### Source data ###

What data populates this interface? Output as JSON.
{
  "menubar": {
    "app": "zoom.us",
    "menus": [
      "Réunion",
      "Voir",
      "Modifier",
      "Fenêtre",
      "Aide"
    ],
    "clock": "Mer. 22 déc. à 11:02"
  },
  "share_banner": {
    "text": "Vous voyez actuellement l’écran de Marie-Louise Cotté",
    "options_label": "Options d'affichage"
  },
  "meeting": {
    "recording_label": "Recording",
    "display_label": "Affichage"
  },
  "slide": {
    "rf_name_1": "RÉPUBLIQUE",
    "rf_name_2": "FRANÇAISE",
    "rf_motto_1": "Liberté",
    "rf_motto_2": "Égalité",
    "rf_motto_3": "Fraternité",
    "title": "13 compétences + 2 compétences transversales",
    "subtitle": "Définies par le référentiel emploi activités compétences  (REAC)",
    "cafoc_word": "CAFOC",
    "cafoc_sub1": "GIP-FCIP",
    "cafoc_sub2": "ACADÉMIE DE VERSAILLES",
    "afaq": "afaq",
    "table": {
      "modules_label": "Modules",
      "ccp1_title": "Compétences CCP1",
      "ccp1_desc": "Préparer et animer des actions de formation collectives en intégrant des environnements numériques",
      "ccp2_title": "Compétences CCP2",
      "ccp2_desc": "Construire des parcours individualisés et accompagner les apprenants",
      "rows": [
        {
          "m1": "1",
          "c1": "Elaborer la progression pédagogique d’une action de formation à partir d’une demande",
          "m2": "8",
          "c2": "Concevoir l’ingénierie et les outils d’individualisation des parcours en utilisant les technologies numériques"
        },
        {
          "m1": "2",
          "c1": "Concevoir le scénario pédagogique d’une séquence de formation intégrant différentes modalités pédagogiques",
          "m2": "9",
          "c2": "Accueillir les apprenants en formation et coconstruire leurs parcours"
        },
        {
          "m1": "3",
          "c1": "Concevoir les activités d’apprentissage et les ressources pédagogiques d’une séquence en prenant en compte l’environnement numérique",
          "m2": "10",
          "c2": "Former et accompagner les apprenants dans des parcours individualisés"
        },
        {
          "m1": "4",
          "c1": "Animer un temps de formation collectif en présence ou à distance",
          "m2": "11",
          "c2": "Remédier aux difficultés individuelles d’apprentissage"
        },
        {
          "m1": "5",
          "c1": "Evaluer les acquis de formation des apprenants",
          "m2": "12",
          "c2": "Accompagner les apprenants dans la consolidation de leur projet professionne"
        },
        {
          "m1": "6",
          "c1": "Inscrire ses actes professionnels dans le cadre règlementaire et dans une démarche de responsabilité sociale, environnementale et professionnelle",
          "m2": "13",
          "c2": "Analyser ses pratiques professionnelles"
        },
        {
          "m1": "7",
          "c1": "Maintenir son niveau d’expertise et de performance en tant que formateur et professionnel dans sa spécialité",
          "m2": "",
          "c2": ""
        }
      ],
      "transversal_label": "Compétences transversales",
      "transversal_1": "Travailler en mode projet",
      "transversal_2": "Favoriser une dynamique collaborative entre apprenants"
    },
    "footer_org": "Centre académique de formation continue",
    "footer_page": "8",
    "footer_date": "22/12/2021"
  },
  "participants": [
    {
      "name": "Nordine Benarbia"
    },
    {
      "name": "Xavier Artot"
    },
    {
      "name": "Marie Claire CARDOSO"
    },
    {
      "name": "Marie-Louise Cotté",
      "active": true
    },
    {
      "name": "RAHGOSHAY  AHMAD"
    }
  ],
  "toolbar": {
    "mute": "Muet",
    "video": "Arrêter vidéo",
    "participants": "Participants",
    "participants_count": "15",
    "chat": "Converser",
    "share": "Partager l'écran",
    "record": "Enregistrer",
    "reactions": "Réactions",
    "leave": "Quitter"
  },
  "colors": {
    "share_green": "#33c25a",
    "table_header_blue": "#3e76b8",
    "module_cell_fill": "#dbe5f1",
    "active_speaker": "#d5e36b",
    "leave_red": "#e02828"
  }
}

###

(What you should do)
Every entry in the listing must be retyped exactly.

(Exercise answer)
What data populates this interface? Output as JSON.
{
  "menubar": {
    "app": "zoom.us",
    "menus": [
      "Réunion",
      "Voir",
      "Modifier",
      "Fenêtre",
      "Aide"
    ],
    "clock": "Mer. 22 déc. à 11:02"
  },
  "share_banner": {
    "text": "Vous voyez actuellement l’écran de Marie-Louise Cotté",
    "options_label": "Options d'affichage"
  },
  "meeting": {
    "recording_label": "Recording",
    "display_label": "Affichage"
  },
  "slide": {
    "rf_name_1": "RÉPUBLIQUE",
    "rf_name_2": "FRANÇAISE",
    "rf_motto_1": "Liberté",
    "rf_motto_2": "Égalité",
    "rf_motto_3": "Fraternité",
    "title": "13 compétences + 2 compétences transversales",
    "subtitle": "Définies par le référentiel emploi activités compétences  (REAC)",
    "cafoc_word": "CAFOC",
    "cafoc_sub1": "GIP-FCIP",
    "cafoc_sub2": "ACADÉMIE DE VERSAILLES",
    "afaq": "afaq",
    "table": {
      "modules_label": "Modules",
      "ccp1_title": "Compétences CCP1",
      "ccp1_desc": "Préparer et animer des actions de formation collectives en intégrant des environnements numériques",
      "ccp2_title": "Compétences CCP2",
      "ccp2_desc": "Construire des parcours individualisés et accompagner les apprenants",
      "rows": [
        {
          "m1": "1",
          "c1": "Elaborer la progression pédagogique d’une action de formation à partir d’une demande",
          "m2": "8",
          "c2": "Concevoir l’ingénierie et les outils d’individualisation des parcours en utilisant les technologies numériques"
        },
        {
          "m1": "2",
          "c1": "Concevoir le scénario pédagogique d’une séquence de formation intégrant différentes modalités pédagogiques",
          "m2": "9",
          "c2": "Accueillir les apprenants en formation et coconstruire leurs parcours"
        },
        {
          "m1": "3",
          "c1": "Concevoir les activités d’apprentissage et les ressources pédagogiques d’une séquence en prenant en compte l’environnement numérique",
          "m2": "10",
          "c2": "Former et accompagner les apprenants dans des parcours individualisés"
        },
        {
          "m1": "4",
          "c1": "Animer un temps de formation collectif en présence ou à distance",
          "m2": "11",
          "c2": "Remédier aux difficultés individuelles d’apprentissage"
        },
        {
          "m1": "5",
          "c1": "Evaluer les acquis de formation des apprenants",
          "m2": "12",
          "c2": "Accompagner les apprenants dans la consolidation de leur projet professionne"
        },
        {
          "m1": "6",
          "c1": "Inscrire ses actes professionnels dans le cadre règlementaire et dans une démarche de responsabilité sociale, environnementale et professionnelle",
          "m2": "13",
          "c2": "Analyser ses pratiques professionnelles"
        },
        {
          "m1": "7",
          "c1": "Maintenir son niveau d’expertise et de performance en tant que formateur et professionnel dans sa spécialité",
          "m2": "",
          "c2": ""
        }
      ],
      "transversal_label": "Compétences transversales",
      "transversal_1": "Travailler en mode projet",
      "transversal_2": "Favoriser une dynamique collaborative entre apprenants"
    },
    "footer_org": "Centre académique de formation continue",
    "footer_page": "8",
    "footer_date": "22/12/2021"
  },
  "participants": [
    {
      "name": "Nordine Benarbia"
    },
    {
      "name": "Xavier Artot"
    },
    {
      "name": "Marie Claire CARDOSO"
    },
    {
      "name": "Marie-Louise Cotté",
      "active": true
    },
    {
      "name": "RAHGOSHAY  AHMAD"
    }
  ],
  "toolbar": {
    "mute": "Muet",
    "video": "Arrêter vidéo",
    "participants": "Participants",
    "participants_count": "15",
    "chat": "Converser",
    "share": "Partager l'écran",
    "record": "Enregistrer",
    "reactions": "Réactions",
    "leave": "Quitter"
  },
  "colors": {
    "share_green": "#33c25a",
    "table_header_blue": "#3e76b8",
    "module_cell_fill": "#dbe5f1",
    "active_speaker": "#d5e36b",
    "leave_red": "#e02828"
  }
}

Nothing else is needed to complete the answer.